→ **RECORDED INFORMATION**
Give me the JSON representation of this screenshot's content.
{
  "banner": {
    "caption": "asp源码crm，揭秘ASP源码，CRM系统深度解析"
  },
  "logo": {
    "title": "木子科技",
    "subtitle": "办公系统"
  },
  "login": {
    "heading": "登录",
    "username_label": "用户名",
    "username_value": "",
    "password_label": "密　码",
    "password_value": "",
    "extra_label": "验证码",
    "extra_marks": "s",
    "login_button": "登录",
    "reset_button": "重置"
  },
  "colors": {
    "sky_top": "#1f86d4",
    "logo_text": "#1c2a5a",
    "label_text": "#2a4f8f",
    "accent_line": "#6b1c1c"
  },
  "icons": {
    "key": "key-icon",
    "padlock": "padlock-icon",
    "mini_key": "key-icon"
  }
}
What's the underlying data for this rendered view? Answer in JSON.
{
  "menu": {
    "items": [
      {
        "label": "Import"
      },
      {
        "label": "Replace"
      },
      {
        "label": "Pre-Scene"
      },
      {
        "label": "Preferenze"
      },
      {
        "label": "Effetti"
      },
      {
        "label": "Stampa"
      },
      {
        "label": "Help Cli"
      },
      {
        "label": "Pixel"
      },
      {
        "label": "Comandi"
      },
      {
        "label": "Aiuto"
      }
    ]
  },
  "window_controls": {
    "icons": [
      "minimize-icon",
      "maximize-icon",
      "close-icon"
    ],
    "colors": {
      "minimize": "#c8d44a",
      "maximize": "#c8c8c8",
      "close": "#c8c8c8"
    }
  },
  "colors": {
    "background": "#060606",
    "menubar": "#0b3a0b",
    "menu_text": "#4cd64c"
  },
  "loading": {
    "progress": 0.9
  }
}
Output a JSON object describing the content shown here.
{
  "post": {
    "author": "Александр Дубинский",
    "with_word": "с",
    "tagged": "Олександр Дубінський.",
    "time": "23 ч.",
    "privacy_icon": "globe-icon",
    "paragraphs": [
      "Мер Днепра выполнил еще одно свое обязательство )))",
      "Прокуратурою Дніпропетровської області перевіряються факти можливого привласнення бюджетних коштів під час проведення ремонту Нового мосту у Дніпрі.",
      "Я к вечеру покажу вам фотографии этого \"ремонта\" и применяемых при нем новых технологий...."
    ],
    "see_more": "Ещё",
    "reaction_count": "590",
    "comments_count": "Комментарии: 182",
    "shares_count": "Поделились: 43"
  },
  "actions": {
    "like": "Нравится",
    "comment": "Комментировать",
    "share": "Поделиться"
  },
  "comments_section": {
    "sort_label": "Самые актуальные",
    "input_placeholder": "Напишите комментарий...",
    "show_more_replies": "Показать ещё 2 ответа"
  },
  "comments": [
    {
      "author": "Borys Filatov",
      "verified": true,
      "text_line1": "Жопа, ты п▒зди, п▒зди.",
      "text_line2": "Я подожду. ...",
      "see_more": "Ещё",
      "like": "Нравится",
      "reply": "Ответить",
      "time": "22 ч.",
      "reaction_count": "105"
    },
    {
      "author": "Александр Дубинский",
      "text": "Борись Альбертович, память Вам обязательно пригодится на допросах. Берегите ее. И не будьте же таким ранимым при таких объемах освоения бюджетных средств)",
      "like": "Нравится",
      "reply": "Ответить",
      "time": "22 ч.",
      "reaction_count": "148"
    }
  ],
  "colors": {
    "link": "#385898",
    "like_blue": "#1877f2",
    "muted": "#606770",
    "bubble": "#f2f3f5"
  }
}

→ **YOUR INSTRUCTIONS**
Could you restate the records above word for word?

→ **REPLY**
Give me the JSON representation of this screenshot's content.
{
  "banner": {
    "caption": "asp源码crm，揭秘ASP源码，CRM系统深度解析"
  },
  "logo": {
    "title": "木子科技",
    "subtitle": "办公系统"
  },
  "login": {
    "heading": "登录",
    "username_label": "用户名",
    "username_value": "",
    "password_label": "密　码",
    "password_value": "",
    "extra_label": "验证码",
    "extra_marks": "s",
    "login_button": "登录",
    "reset_button": "重置"
  },
  "colors": {
    "sky_top": "#1f86d4",
    "logo_text": "#1c2a5a",
    "label_text": "#2a4f8f",
    "accent_line": "#6b1c1c"
  },
  "icons": {
    "key": "key-icon",
    "padlock": "padlock-icon",
    "mini_key": "key-icon"
  }
}
What's the underlying data for this rendered view? Answer in JSON.
{
  "menu": {
    "items": [
      {
        "label": "Import"
      },
      {
        "label": "Replace"
      },
      {
        "label": "Pre-Scene"
      },
      {
        "label": "Preferenze"
      },
      {
        "label": "Effetti"
      },
      {
        "label": "Stampa"
      },
      {
        "label": "Help Cli"
      },
      {
        "label": "Pixel"
      },
      {
        "label": "Comandi"
      },
      {
        "label": "Aiuto"
      }
    ]
  },
  "window_controls": {
    "icons": [
      "minimize-icon",
      "maximize-icon",
      "close-icon"
    ],
    "colors": {
      "minimize": "#c8d44a",
      "maximize": "#c8c8c8",
      "close": "#c8c8c8"
    }
  },
  "colors": {
    "background": "#060606",
    "menubar": "#0b3a0b",
    "menu_text": "#4cd64c"
  },
  "loading": {
    "progress": 0.9
  }
}
Output a JSON object describing the content shown here.
{
  "post": {
    "author": "Александр Дубинский",
    "with_word": "с",
    "tagged": "Олександр Дубінський.",
    "time": "23 ч.",
    "privacy_icon": "globe-icon",
    "paragraphs": [
      "Мер Днепра выполнил еще одно свое обязательство )))",
      "Прокуратурою Дніпропетровської області перевіряються факти можливого привласнення бюджетних коштів під час проведення ремонту Нового мосту у Дніпрі.",
      "Я к вечеру покажу вам фотографии этого \"ремонта\" и применяемых при нем новых технологий...."
    ],
    "see_more": "Ещё",
    "reaction_count": "590",
    "comments_count": "Комментарии: 182",
    "shares_count": "Поделились: 43"
  },
  "actions": {
    "like": "Нравится",
    "comment": "Комментировать",
    "share": "Поделиться"
  },
  "comments_section": {
    "sort_label": "Самые актуальные",
    "input_placeholder": "Напишите комментарий...",
    "show_more_replies": "Показать ещё 2 ответа"
  },
  "comments": [
    {
      "author": "Borys Filatov",
      "verified": true,
      "text_line1": "Жопа, ты п▒зди, п▒зди.",
      "text_line2": "Я подожду. ...",
      "see_more": "Ещё",
      "like": "Нравится",
      "reply": "Ответить",
      "time": "22 ч.",
      "reaction_count": "105"
    },
    {
      "author": "Александр Дубинский",
      "text": "Борись Альбертович, память Вам обязательно пригодится на допросах. Берегите ее. И не будьте же таким ранимым при таких объемах освоения бюджетных средств)",
      "like": "Нравится",
      "reply": "Ответить",
      "time": "22 ч.",
      "reaction_count": "148"
    }
  ],
  "colors": {
    "link": "#385898",
    "like_blue": "#1877f2",
    "muted": "#606770",
    "bubble": "#f2f3f5"
  }
}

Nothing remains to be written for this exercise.